» **Exercise directions**
Using the material below, copy every line where "placeholder" appears.

» **Data extract**
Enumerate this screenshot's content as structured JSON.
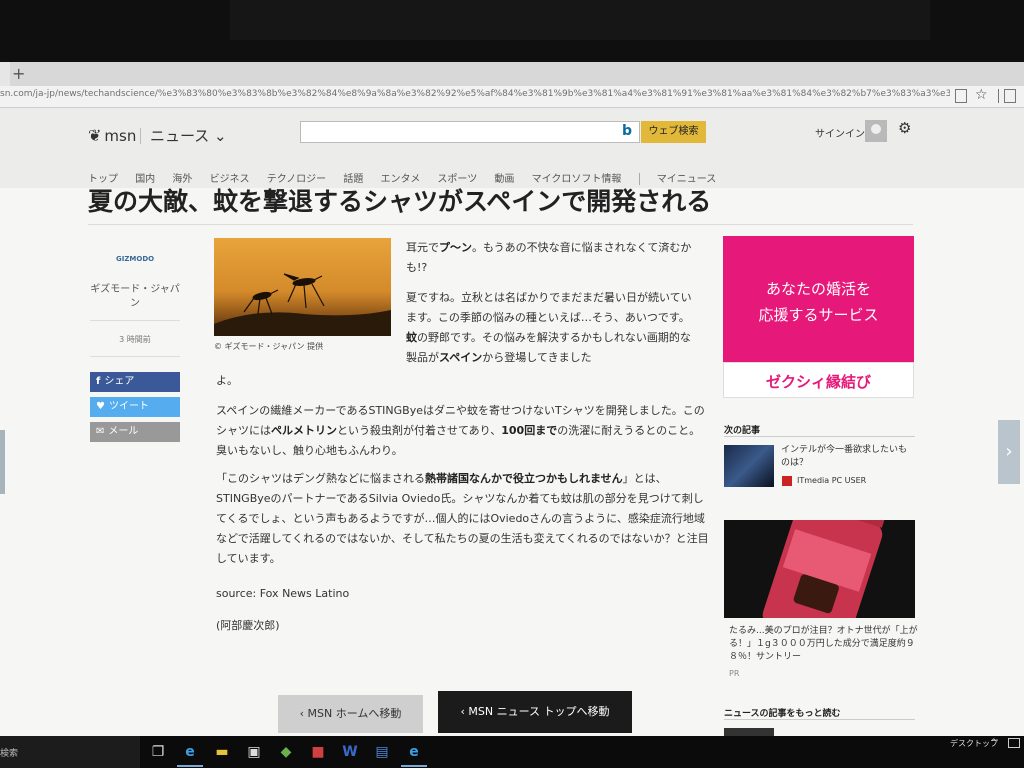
{
  "browser": {
    "new_tab": "+",
    "url": "sn.com/ja-jp/news/techandscience/%e3%83%80%e3%83%8b%e3%82%84%e8%9a%8a%e3%82%92%e5%af%84%e3%81%9b%e3%81%a4%e3%81%91%e3%81%aa%e3%81%84%e3%82%b7%e3%83%a3%e3%83%84%e9%96%8b%e7%99%ba/ar-BBITK1N"
  },
  "header": {
    "logo": "msn",
    "section": "ニュース",
    "search_button": "ウェブ検索",
    "signin": "サインイン"
  },
  "nav": {
    "items": [
      "トップ",
      "国内",
      "海外",
      "ビジネス",
      "テクノロジー",
      "話題",
      "エンタメ",
      "スポーツ",
      "動画",
      "マイクロソフト情報"
    ],
    "my_news": "マイニュース"
  },
  "article": {
    "title": "夏の大敵、蚊を撃退するシャツがスペインで開発される",
    "source_logo": "GIZMODO",
    "source_name": "ギズモード・ジャパン",
    "time_ago": "3 時間前",
    "share": {
      "facebook": "シェア",
      "twitter": "ツイート",
      "mail": "メール"
    },
    "image_caption": "© ギズモード・ジャパン 提供",
    "p1_a": "耳元で",
    "p1_b": "プ〜ン",
    "p1_c": "。もうあの不快な音に悩まされなくて済むかも!?",
    "p2_a": "夏ですね。立秋とは名ばかりでまだまだ暑い日が続いています。この季節の悩みの種といえば…そう、あいつです。",
    "p2_b": "蚊",
    "p2_c": "の野郎です。その悩みを解決するかもしれない画期的な製品が",
    "p2_d": "スペイン",
    "p2_e": "から登場してきました",
    "p2_tail": "よ。",
    "p3_a": "スペインの繊維メーカーであるSTINGByeはダニや蚊を寄せつけないTシャツを開発しました。このシャツには",
    "p3_b": "ペルメトリン",
    "p3_c": "という殺虫剤が付着させてあり、",
    "p3_d": "100回まで",
    "p3_e": "の洗濯に耐えうるとのこと。臭いもないし、触り心地もふんわり。",
    "p4_a": "「このシャツはデング熱などに悩まされる",
    "p4_b": "熱帯諸国なんかで役立つかもしれません",
    "p4_c": "」とは、STINGByeのパートナーであるSilvia Oviedo氏。シャツなんか着ても蚊は肌の部分を見つけて刺してくるでしょ、という声もあるようですが…個人的にはOviedoさんの言うように、感染症流行地域などで活躍してくれるのではないか、そして私たちの夏の生活も変えてくれるのではないか？と注目しています。",
    "source": "source: Fox News Latino",
    "author": "(阿部慶次郎)"
  },
  "ad": {
    "line1": "あなたの婚活を",
    "line2": "応援するサービス",
    "brand": "ゼクシィ縁結び"
  },
  "sidebar": {
    "next_heading": "次の記事",
    "next_title": "インテルが今一番欲求したいものは？",
    "next_source": "ITmedia PC USER",
    "promo_text": "たるみ...美のプロが注目？オトナ世代が「上がる！」１g３０００万円した成分で満足度約９８％！サントリー",
    "promo_label": "PR",
    "more_heading": "ニュースの記事をもっと読む"
  },
  "buttons": {
    "home": "MSN ホームへ移動",
    "news_top": "MSN ニュース トップへ移動"
  },
  "taskbar": {
    "search": "検索",
    "desktop": "デスクトップ"
  }
}
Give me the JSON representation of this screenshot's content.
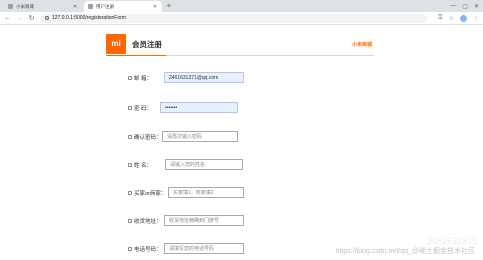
{
  "browser": {
    "tabs": [
      {
        "title": "小米商城",
        "active": false
      },
      {
        "title": "用户注册",
        "active": true
      }
    ],
    "new_tab_symbol": "+",
    "address": "127.0.0.1:5000/registerationForm",
    "win_min": "—",
    "win_max": "▢",
    "win_close": "✕"
  },
  "header": {
    "logo_text": "mi",
    "title": "会员注册",
    "brand_link": "小米商城",
    "accent_color": "#ff6700"
  },
  "form": {
    "email": {
      "label": "邮  箱：",
      "value": "2461631371@qq.com",
      "placeholder": ""
    },
    "password": {
      "label": "密  码：",
      "value": "•••••••",
      "placeholder": ""
    },
    "confirm": {
      "label": "确认密码：",
      "value": "",
      "placeholder": "请再次输入密码"
    },
    "name": {
      "label": "姓  名：",
      "value": "",
      "placeholder": "请输入您的姓名"
    },
    "role": {
      "label": "买家or商家：",
      "value": "",
      "placeholder": "买家填1，商家填2"
    },
    "address": {
      "label": "收货地址：",
      "value": "",
      "placeholder": "收货地址精确到门牌号"
    },
    "phone": {
      "label": "电话号码：",
      "value": "",
      "placeholder": "请填写您的电话号码"
    }
  },
  "watermark": {
    "text": "https://blog.csdn.net/qq_@稀土掘金技术社区",
    "faint": "2461631370"
  }
}
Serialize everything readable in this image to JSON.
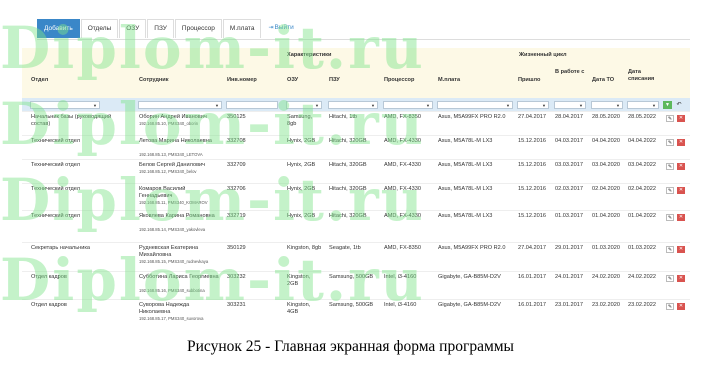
{
  "tabs": [
    "Добавить",
    "Отделы",
    "ОЗУ",
    "ПЗУ",
    "Процессор",
    "М.плата"
  ],
  "exit_label": "Выйти",
  "groups": {
    "chars": "Характеристики",
    "life": "Жизненный цикл"
  },
  "columns": {
    "dept": "Отдел",
    "emp": "Сотрудник",
    "inv": "Инв.номер",
    "ram": "ОЗУ",
    "rom": "ПЗУ",
    "cpu": "Процессор",
    "mb": "М.плата",
    "arr": "Пришло",
    "work": "В работе с",
    "to": "Дата ТО",
    "dec": "Дата списания"
  },
  "rows": [
    {
      "dept": "Начальник базы (руководящий состав)",
      "emp": "Оборин Андрей Иванович",
      "net": "192.168.85.10, PMS340_oborin",
      "inv": "350125",
      "ram": "Samsung, 8gb",
      "rom": "Hitachi, 1tb",
      "cpu": "AMD, FX-8350",
      "mb": "Asus, M5A99FX PRO R2.0",
      "arr": "27.04.2017",
      "work": "28.04.2017",
      "to": "28.05.2020",
      "dec": "28.05.2022"
    },
    {
      "dept": "Технический отдел",
      "emp": "Летова Марина Николаевна",
      "net": "192.168.85.13, PMS340_LETOVA",
      "inv": "332708",
      "ram": "Hynix, 2GB",
      "rom": "Hitachi, 320GB",
      "cpu": "AMD, FX-4330",
      "mb": "Asus, M5A78L-M LX3",
      "arr": "15.12.2016",
      "work": "04.03.2017",
      "to": "04.04.2020",
      "dec": "04.04.2022"
    },
    {
      "dept": "Технический отдел",
      "emp": "Белов Сергей Данилович",
      "net": "192.168.85.12, PMS340_belov",
      "inv": "332709",
      "ram": "Hynix, 2GB",
      "rom": "Hitachi, 320GB",
      "cpu": "AMD, FX-4330",
      "mb": "Asus, M5A78L-M LX3",
      "arr": "15.12.2016",
      "work": "03.03.2017",
      "to": "03.04.2020",
      "dec": "03.04.2022"
    },
    {
      "dept": "Технический отдел",
      "emp": "Комаров Василий Геннадьевич",
      "net": "192.168.85.11, PMS340_KOMAROV",
      "inv": "332706",
      "ram": "Hynix, 2GB",
      "rom": "Hitachi, 320GB",
      "cpu": "AMD, FX-4330",
      "mb": "Asus, M5A78L-M LX3",
      "arr": "15.12.2016",
      "work": "02.03.2017",
      "to": "02.04.2020",
      "dec": "02.04.2022"
    },
    {
      "dept": "Технический отдел",
      "emp": "Яковлева Карина Романовна",
      "net": "192.168.85.14, PMS340_yakovleva",
      "inv": "332719",
      "ram": "Hynix, 2GB",
      "rom": "Hitachi, 320GB",
      "cpu": "AMD, FX-4330",
      "mb": "Asus, M5A78L-M LX3",
      "arr": "15.12.2016",
      "work": "01.03.2017",
      "to": "01.04.2020",
      "dec": "01.04.2022"
    },
    {
      "dept": "Секретарь начальника",
      "emp": "Рудневская Екатерина Михайловна",
      "net": "192.168.85.15, PMS340_rudnevkaya",
      "inv": "350129",
      "ram": "Kingston, 8gb",
      "rom": "Seagate, 1tb",
      "cpu": "AMD, FX-8350",
      "mb": "Asus, M5A99FX PRO R2.0",
      "arr": "27.04.2017",
      "work": "29.01.2017",
      "to": "01.03.2020",
      "dec": "01.03.2022"
    },
    {
      "dept": "Отдел кадров",
      "emp": "Субботина Лариса Георгиевна",
      "net": "192.168.85.16, PMS340_subbotina",
      "inv": "303232",
      "ram": "Kingston, 2GB",
      "rom": "Samsung, 500GB",
      "cpu": "Intel, i3-4160",
      "mb": "Gigabyte, GA-B85M-D2V",
      "arr": "16.01.2017",
      "work": "24.01.2017",
      "to": "24.02.2020",
      "dec": "24.02.2022"
    },
    {
      "dept": "Отдел кадров",
      "emp": "Суворова Надежда Николаевна",
      "net": "192.168.85.17, PMS340_suvorova",
      "inv": "303231",
      "ram": "Kingston, 4GB",
      "rom": "Samsung, 500GB",
      "cpu": "Intel, i3-4160",
      "mb": "Gigabyte, GA-B85M-D2V",
      "arr": "16.01.2017",
      "work": "23.01.2017",
      "to": "23.02.2020",
      "dec": "23.02.2022"
    }
  ],
  "watermark": "Diplom-it.ru",
  "caption": "Рисунок 25 - Главная экранная форма программы",
  "accent_color": "#3a87c8",
  "watermark_color": "#7ee48a"
}
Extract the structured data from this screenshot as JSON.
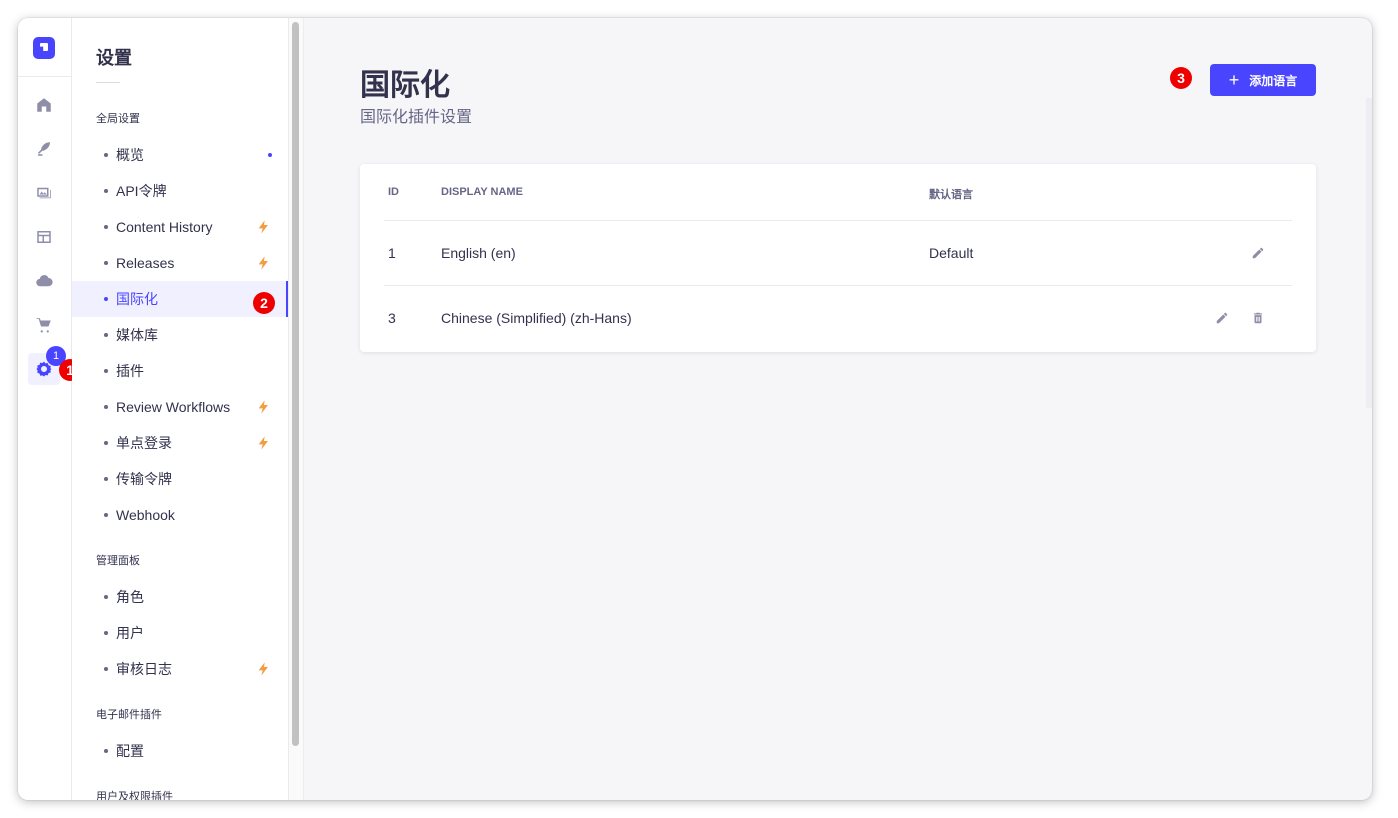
{
  "rail": {
    "items": [
      {
        "name": "home-icon"
      },
      {
        "name": "content-type-builder-icon"
      },
      {
        "name": "media-library-icon"
      },
      {
        "name": "content-manager-icon"
      },
      {
        "name": "cloud-icon"
      },
      {
        "name": "marketplace-icon"
      },
      {
        "name": "settings-icon"
      }
    ],
    "settings_badge": "1"
  },
  "markers": {
    "m1": "1",
    "m2": "2",
    "m3": "3"
  },
  "subnav": {
    "title": "设置",
    "sections": {
      "global": "全局设置",
      "admin": "管理面板",
      "email": "电子邮件插件",
      "users": "用户及权限插件"
    },
    "items": {
      "overview": "概览",
      "api_tokens": "API令牌",
      "content_history": "Content History",
      "releases": "Releases",
      "i18n": "国际化",
      "media": "媒体库",
      "plugins": "插件",
      "review": "Review Workflows",
      "sso": "单点登录",
      "transfer": "传输令牌",
      "webhook": "Webhook",
      "roles": "角色",
      "users": "用户",
      "audit": "审核日志",
      "config": "配置"
    }
  },
  "main": {
    "title": "国际化",
    "subtitle": "国际化插件设置",
    "add_button": "添加语言",
    "table": {
      "headers": {
        "id": "ID",
        "name": "DISPLAY NAME",
        "default": "默认语言"
      },
      "rows": [
        {
          "id": "1",
          "name": "English (en)",
          "default": "Default"
        },
        {
          "id": "3",
          "name": "Chinese (Simplified) (zh-Hans)",
          "default": ""
        }
      ]
    }
  },
  "colors": {
    "accent": "#4945ff",
    "marker": "#ee0000",
    "bolt": "#f29d41"
  }
}
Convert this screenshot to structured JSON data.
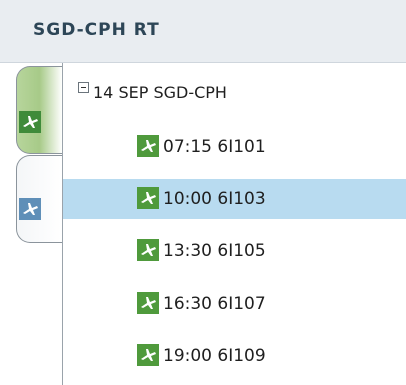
{
  "header": {
    "title": "SGD-CPH RT"
  },
  "tabs": [
    {
      "icon": "plane-icon",
      "active": true
    },
    {
      "icon": "plane-icon",
      "active": false
    }
  ],
  "tree": {
    "root_label": "14 SEP SGD-CPH",
    "expanded": true,
    "flights": [
      {
        "label": "07:15 6I101",
        "selected": false
      },
      {
        "label": "10:00 6I103",
        "selected": true
      },
      {
        "label": "13:30 6I105",
        "selected": false
      },
      {
        "label": "16:30 6I107",
        "selected": false
      },
      {
        "label": "19:00 6I109",
        "selected": false
      }
    ]
  },
  "colors": {
    "active_tab": "#a7ca88",
    "selection": "#b8dbf0",
    "flight_icon_bg": "#4f9a3c",
    "header_bg": "#e9edf1"
  }
}
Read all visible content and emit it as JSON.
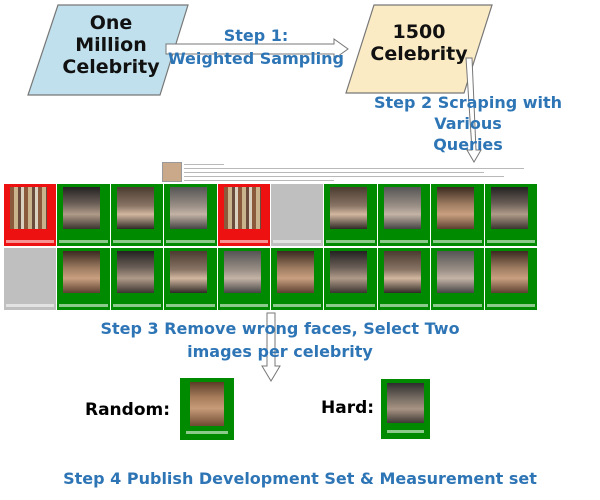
{
  "nodes": {
    "one_million": "One\nMillion\nCelebrity",
    "celebrity_1500": "1500\nCelebrity"
  },
  "steps": {
    "step1": "Step 1:\nWeighted Sampling",
    "step2": "Step 2 Scraping with Various\nQueries",
    "step3": "Step 3 Remove wrong faces, Select Two\nimages per celebrity",
    "step4": "Step 4 Publish Development Set & Measurement set"
  },
  "selection": {
    "random_label": "Random:",
    "hard_label": "Hard:"
  },
  "colors": {
    "node_blue": "#BFE0EC",
    "node_cream": "#FBEBC5",
    "step_text": "#2E75B6",
    "accept_green": "#008A00",
    "reject_red": "#EE1111",
    "unknown_gray": "#BFBFBF"
  },
  "grid": {
    "rows": [
      [
        "red",
        "green",
        "green",
        "green",
        "red",
        "gray",
        "green",
        "green",
        "green",
        "green"
      ],
      [
        "gray",
        "green",
        "green",
        "green",
        "green",
        "green",
        "green",
        "green",
        "green",
        "green"
      ]
    ]
  }
}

» **Task result**
      "placeholder": ""
      "placeholder": ""
      "placeholder": "请再次输入密码"
      "placeholder": "请输入您的姓名"
      "placeholder": "买家填1，商家填2"
      "placeholder": "收货地址精确到门牌号"
      "placeholder": "请填写您的电话号码"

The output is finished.